◆ **Task requirements**:
Only the pictures are to be omitted; everything else in the listing must be reproduced exactly.

◆ **Data under study**:
========================================================================
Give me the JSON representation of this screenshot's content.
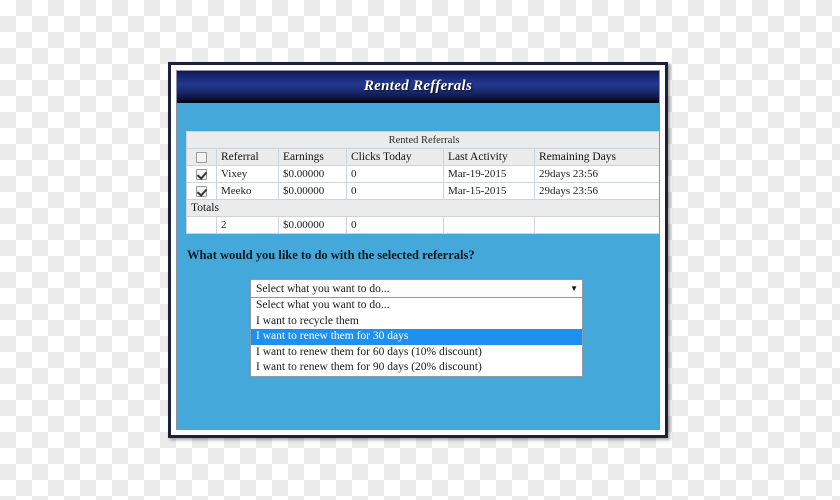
{
  "window": {
    "title": "Rented Refferals"
  },
  "table": {
    "caption": "Rented Referrals",
    "select_all_checkbox": false,
    "columns": [
      {
        "key": "check",
        "label": ""
      },
      {
        "key": "referral",
        "label": "Referral"
      },
      {
        "key": "earnings",
        "label": "Earnings"
      },
      {
        "key": "clicks_today",
        "label": "Clicks Today"
      },
      {
        "key": "last_activity",
        "label": "Last Activity"
      },
      {
        "key": "remaining_days",
        "label": "Remaining Days"
      }
    ],
    "rows": [
      {
        "checked": true,
        "referral": "Vixey",
        "earnings": "$0.00000",
        "clicks_today": "0",
        "last_activity": "Mar-19-2015",
        "remaining_days": "29days 23:56"
      },
      {
        "checked": true,
        "referral": "Meeko",
        "earnings": "$0.00000",
        "clicks_today": "0",
        "last_activity": "Mar-15-2015",
        "remaining_days": "29days 23:56"
      }
    ],
    "totals": {
      "label": "Totals",
      "check": "",
      "referral": "2",
      "earnings": "$0.00000",
      "clicks_today": "0",
      "last_activity": "",
      "remaining_days": ""
    }
  },
  "action_section": {
    "question": "What would you like to do with the selected referrals?",
    "dropdown": {
      "selected_label": "Select what you want to do...",
      "arrow_icon": "chevron-down-icon",
      "expanded": true,
      "options": [
        {
          "label": "Select what you want to do...",
          "highlighted": false
        },
        {
          "label": "I want to recycle them",
          "highlighted": false
        },
        {
          "label": "I want to renew them for 30 days",
          "highlighted": true
        },
        {
          "label": "I want to renew them for 60 days (10% discount)",
          "highlighted": false
        },
        {
          "label": "I want to renew them for 90 days (20% discount)",
          "highlighted": false
        }
      ]
    }
  },
  "colors": {
    "panel_background": "#45a8db",
    "titlebar_dark": "#10194f",
    "titlebar_mid": "#22398f",
    "highlight_blue": "#1e90f0",
    "frame_border": "#1d1f3c",
    "header_gray": "#ebebeb"
  }
}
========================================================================
◆ **Problem solution**:
Give me the JSON representation of this screenshot's content.
{
  "window": {
    "title": "Rented Refferals"
  },
  "table": {
    "caption": "Rented Referrals",
    "select_all_checkbox": false,
    "columns": [
      {
        "key": "check",
        "label": ""
      },
      {
        "key": "referral",
        "label": "Referral"
      },
      {
        "key": "earnings",
        "label": "Earnings"
      },
      {
        "key": "clicks_today",
        "label": "Clicks Today"
      },
      {
        "key": "last_activity",
        "label": "Last Activity"
      },
      {
        "key": "remaining_days",
        "label": "Remaining Days"
      }
    ],
    "rows": [
      {
        "checked": true,
        "referral": "Vixey",
        "earnings": "$0.00000",
        "clicks_today": "0",
        "last_activity": "Mar-19-2015",
        "remaining_days": "29days 23:56"
      },
      {
        "checked": true,
        "referral": "Meeko",
        "earnings": "$0.00000",
        "clicks_today": "0",
        "last_activity": "Mar-15-2015",
        "remaining_days": "29days 23:56"
      }
    ],
    "totals": {
      "label": "Totals",
      "check": "",
      "referral": "2",
      "earnings": "$0.00000",
      "clicks_today": "0",
      "last_activity": "",
      "remaining_days": ""
    }
  },
  "action_section": {
    "question": "What would you like to do with the selected referrals?",
    "dropdown": {
      "selected_label": "Select what you want to do...",
      "arrow_icon": "chevron-down-icon",
      "expanded": true,
      "options": [
        {
          "label": "Select what you want to do...",
          "highlighted": false
        },
        {
          "label": "I want to recycle them",
          "highlighted": false
        },
        {
          "label": "I want to renew them for 30 days",
          "highlighted": true
        },
        {
          "label": "I want to renew them for 60 days (10% discount)",
          "highlighted": false
        },
        {
          "label": "I want to renew them for 90 days (20% discount)",
          "highlighted": false
        }
      ]
    }
  },
  "colors": {
    "panel_background": "#45a8db",
    "titlebar_dark": "#10194f",
    "titlebar_mid": "#22398f",
    "highlight_blue": "#1e90f0",
    "frame_border": "#1d1f3c",
    "header_gray": "#ebebeb"
  }
}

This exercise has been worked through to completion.